◆ Exercise: Each entry below should be echoed exactly, with pictures omitted.

+-------+

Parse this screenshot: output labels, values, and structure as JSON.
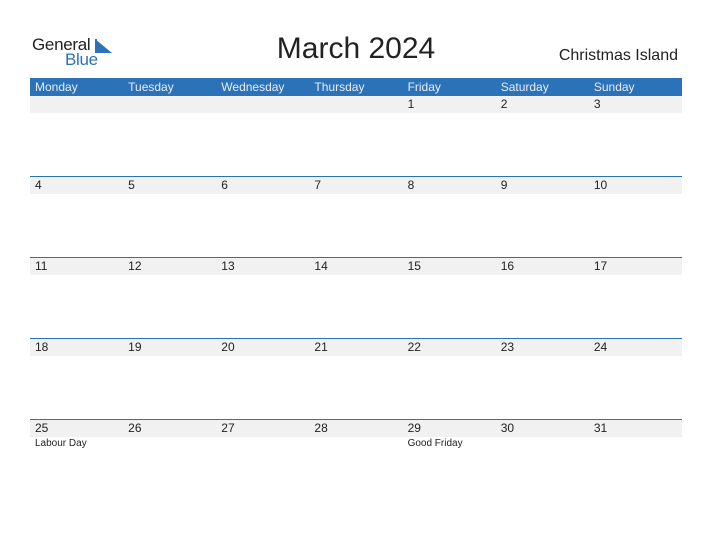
{
  "logo": {
    "word1": "General",
    "word2": "Blue"
  },
  "title": "March 2024",
  "country": "Christmas Island",
  "colors": {
    "accent": "#2c72b8",
    "row_bg": "#f1f1f1"
  },
  "weekdays": [
    "Monday",
    "Tuesday",
    "Wednesday",
    "Thursday",
    "Friday",
    "Saturday",
    "Sunday"
  ],
  "weeks": [
    {
      "days": [
        "",
        "",
        "",
        "",
        "1",
        "2",
        "3"
      ],
      "events": [
        "",
        "",
        "",
        "",
        "",
        "",
        ""
      ]
    },
    {
      "days": [
        "4",
        "5",
        "6",
        "7",
        "8",
        "9",
        "10"
      ],
      "events": [
        "",
        "",
        "",
        "",
        "",
        "",
        ""
      ]
    },
    {
      "days": [
        "11",
        "12",
        "13",
        "14",
        "15",
        "16",
        "17"
      ],
      "events": [
        "",
        "",
        "",
        "",
        "",
        "",
        ""
      ]
    },
    {
      "days": [
        "18",
        "19",
        "20",
        "21",
        "22",
        "23",
        "24"
      ],
      "events": [
        "",
        "",
        "",
        "",
        "",
        "",
        ""
      ]
    },
    {
      "days": [
        "25",
        "26",
        "27",
        "28",
        "29",
        "30",
        "31"
      ],
      "events": [
        "Labour Day",
        "",
        "",
        "",
        "Good Friday",
        "",
        ""
      ]
    }
  ]
}
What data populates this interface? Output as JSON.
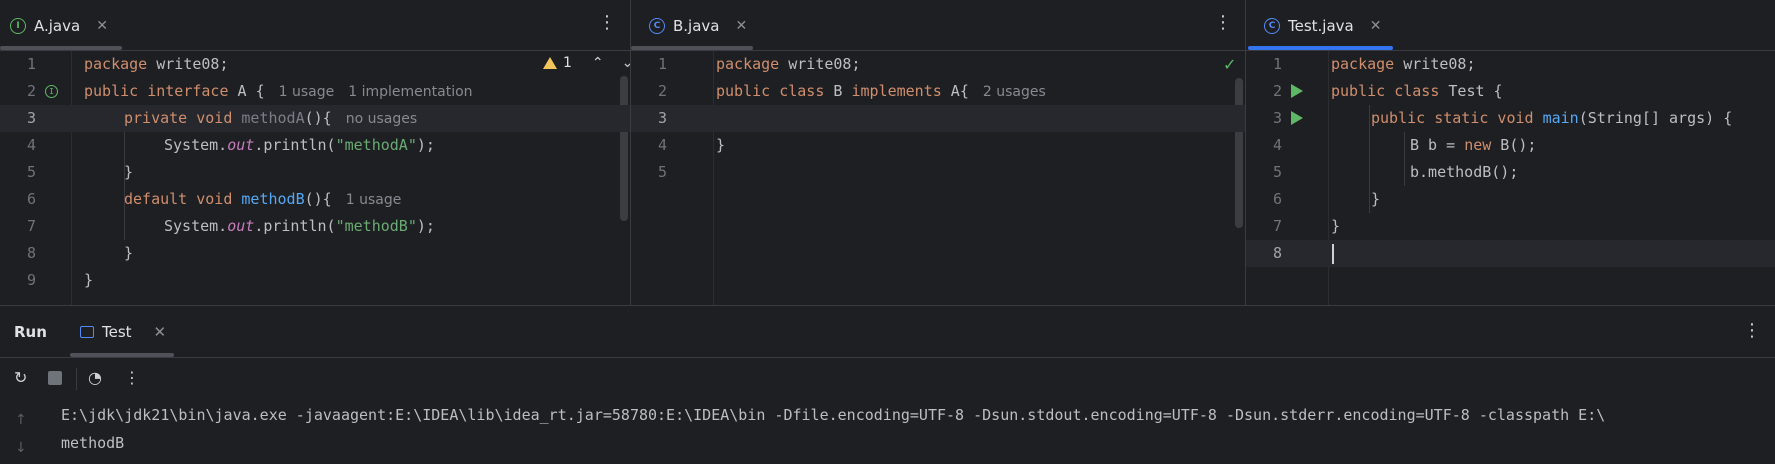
{
  "editors": {
    "a": {
      "tab": "A.java",
      "icon": "interface-icon",
      "hints": {
        "interface": [
          "1 usage",
          "1 implementation"
        ],
        "methodA": "no usages",
        "methodB": "1 usage"
      },
      "warning_count": "1",
      "line_numbers": [
        "1",
        "2",
        "3",
        "4",
        "5",
        "6",
        "7",
        "8",
        "9"
      ],
      "code": {
        "l1_kw": "package",
        "l1_rest": " write08;",
        "l2_kw": "public interface",
        "l2_rest": " A {",
        "l3_kw": "private void",
        "l3_name": "methodA",
        "l3_rest": "(){",
        "l4_pre": "System.",
        "l4_out": "out",
        "l4_mid": ".println(",
        "l4_str": "\"methodA\"",
        "l4_end": ");",
        "l5": "}",
        "l6_kw": "default void",
        "l6_name": "methodB",
        "l6_rest": "(){",
        "l7_pre": "System.",
        "l7_out": "out",
        "l7_mid": ".println(",
        "l7_str": "\"methodB\"",
        "l7_end": ");",
        "l8": "}",
        "l9": "}"
      }
    },
    "b": {
      "tab": "B.java",
      "icon": "class-icon",
      "hints": {
        "class": "2 usages"
      },
      "line_numbers": [
        "1",
        "2",
        "3",
        "4",
        "5"
      ],
      "code": {
        "l1_kw": "package",
        "l1_rest": " write08;",
        "l2_kw": "public class",
        "l2_mid": " B ",
        "l2_kw2": "implements",
        "l2_rest": " A{",
        "l4": "}"
      }
    },
    "test": {
      "tab": "Test.java",
      "icon": "runnable-class-icon",
      "line_numbers": [
        "1",
        "2",
        "3",
        "4",
        "5",
        "6",
        "7",
        "8"
      ],
      "code": {
        "l1_kw": "package",
        "l1_rest": " write08;",
        "l2_kw": "public class",
        "l2_rest": " Test {",
        "l3_kw": "public static void",
        "l3_name": "main",
        "l3_rest": "(String[] args) {",
        "l4_pre": "B b = ",
        "l4_kw": "new",
        "l4_rest": " B();",
        "l5": "b.methodB();",
        "l6": "}",
        "l7": "}"
      }
    }
  },
  "run_panel": {
    "title": "Run",
    "tab": "Test",
    "console": [
      "E:\\jdk\\jdk21\\bin\\java.exe -javaagent:E:\\IDEA\\lib\\idea_rt.jar=58780:E:\\IDEA\\bin -Dfile.encoding=UTF-8 -Dsun.stdout.encoding=UTF-8 -Dsun.stderr.encoding=UTF-8 -classpath E:\\",
      "methodB"
    ]
  },
  "colors": {
    "accent": "#3574f0",
    "keyword": "#cf8e6d",
    "string": "#6aab73",
    "method": "#56a8f5",
    "static_field": "#c77dbb"
  }
}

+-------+

◆ The answer:
Parse this screenshot: output labels, values, and structure as JSON.
{
  "logo": {
    "word1": "General",
    "word2": "Blue"
  },
  "title": "March 2024",
  "country": "Christmas Island",
  "colors": {
    "accent": "#2c72b8",
    "row_bg": "#f1f1f1"
  },
  "weekdays": [
    "Monday",
    "Tuesday",
    "Wednesday",
    "Thursday",
    "Friday",
    "Saturday",
    "Sunday"
  ],
  "weeks": [
    {
      "days": [
        "",
        "",
        "",
        "",
        "1",
        "2",
        "3"
      ],
      "events": [
        "",
        "",
        "",
        "",
        "",
        "",
        ""
      ]
    },
    {
      "days": [
        "4",
        "5",
        "6",
        "7",
        "8",
        "9",
        "10"
      ],
      "events": [
        "",
        "",
        "",
        "",
        "",
        "",
        ""
      ]
    },
    {
      "days": [
        "11",
        "12",
        "13",
        "14",
        "15",
        "16",
        "17"
      ],
      "events": [
        "",
        "",
        "",
        "",
        "",
        "",
        ""
      ]
    },
    {
      "days": [
        "18",
        "19",
        "20",
        "21",
        "22",
        "23",
        "24"
      ],
      "events": [
        "",
        "",
        "",
        "",
        "",
        "",
        ""
      ]
    },
    {
      "days": [
        "25",
        "26",
        "27",
        "28",
        "29",
        "30",
        "31"
      ],
      "events": [
        "Labour Day",
        "",
        "",
        "",
        "Good Friday",
        "",
        ""
      ]
    }
  ]
}
What data populates this interface? Output as JSON.
{
  "editors": {
    "a": {
      "tab": "A.java",
      "icon": "interface-icon",
      "hints": {
        "interface": [
          "1 usage",
          "1 implementation"
        ],
        "methodA": "no usages",
        "methodB": "1 usage"
      },
      "warning_count": "1",
      "line_numbers": [
        "1",
        "2",
        "3",
        "4",
        "5",
        "6",
        "7",
        "8",
        "9"
      ],
      "code": {
        "l1_kw": "package",
        "l1_rest": " write08;",
        "l2_kw": "public interface",
        "l2_rest": " A {",
        "l3_kw": "private void",
        "l3_name": "methodA",
        "l3_rest": "(){",
        "l4_pre": "System.",
        "l4_out": "out",
        "l4_mid": ".println(",
        "l4_str": "\"methodA\"",
        "l4_end": ");",
        "l5": "}",
        "l6_kw": "default void",
        "l6_name": "methodB",
        "l6_rest": "(){",
        "l7_pre": "System.",
        "l7_out": "out",
        "l7_mid": ".println(",
        "l7_str": "\"methodB\"",
        "l7_end": ");",
        "l8": "}",
        "l9": "}"
      }
    },
    "b": {
      "tab": "B.java",
      "icon": "class-icon",
      "hints": {
        "class": "2 usages"
      },
      "line_numbers": [
        "1",
        "2",
        "3",
        "4",
        "5"
      ],
      "code": {
        "l1_kw": "package",
        "l1_rest": " write08;",
        "l2_kw": "public class",
        "l2_mid": " B ",
        "l2_kw2": "implements",
        "l2_rest": " A{",
        "l4": "}"
      }
    },
    "test": {
      "tab": "Test.java",
      "icon": "runnable-class-icon",
      "line_numbers": [
        "1",
        "2",
        "3",
        "4",
        "5",
        "6",
        "7",
        "8"
      ],
      "code": {
        "l1_kw": "package",
        "l1_rest": " write08;",
        "l2_kw": "public class",
        "l2_rest": " Test {",
        "l3_kw": "public static void",
        "l3_name": "main",
        "l3_rest": "(String[] args) {",
        "l4_pre": "B b = ",
        "l4_kw": "new",
        "l4_rest": " B();",
        "l5": "b.methodB();",
        "l6": "}",
        "l7": "}"
      }
    }
  },
  "run_panel": {
    "title": "Run",
    "tab": "Test",
    "console": [
      "E:\\jdk\\jdk21\\bin\\java.exe -javaagent:E:\\IDEA\\lib\\idea_rt.jar=58780:E:\\IDEA\\bin -Dfile.encoding=UTF-8 -Dsun.stdout.encoding=UTF-8 -Dsun.stderr.encoding=UTF-8 -classpath E:\\",
      "methodB"
    ]
  },
  "colors": {
    "accent": "#3574f0",
    "keyword": "#cf8e6d",
    "string": "#6aab73",
    "method": "#56a8f5",
    "static_field": "#c77dbb"
  }
}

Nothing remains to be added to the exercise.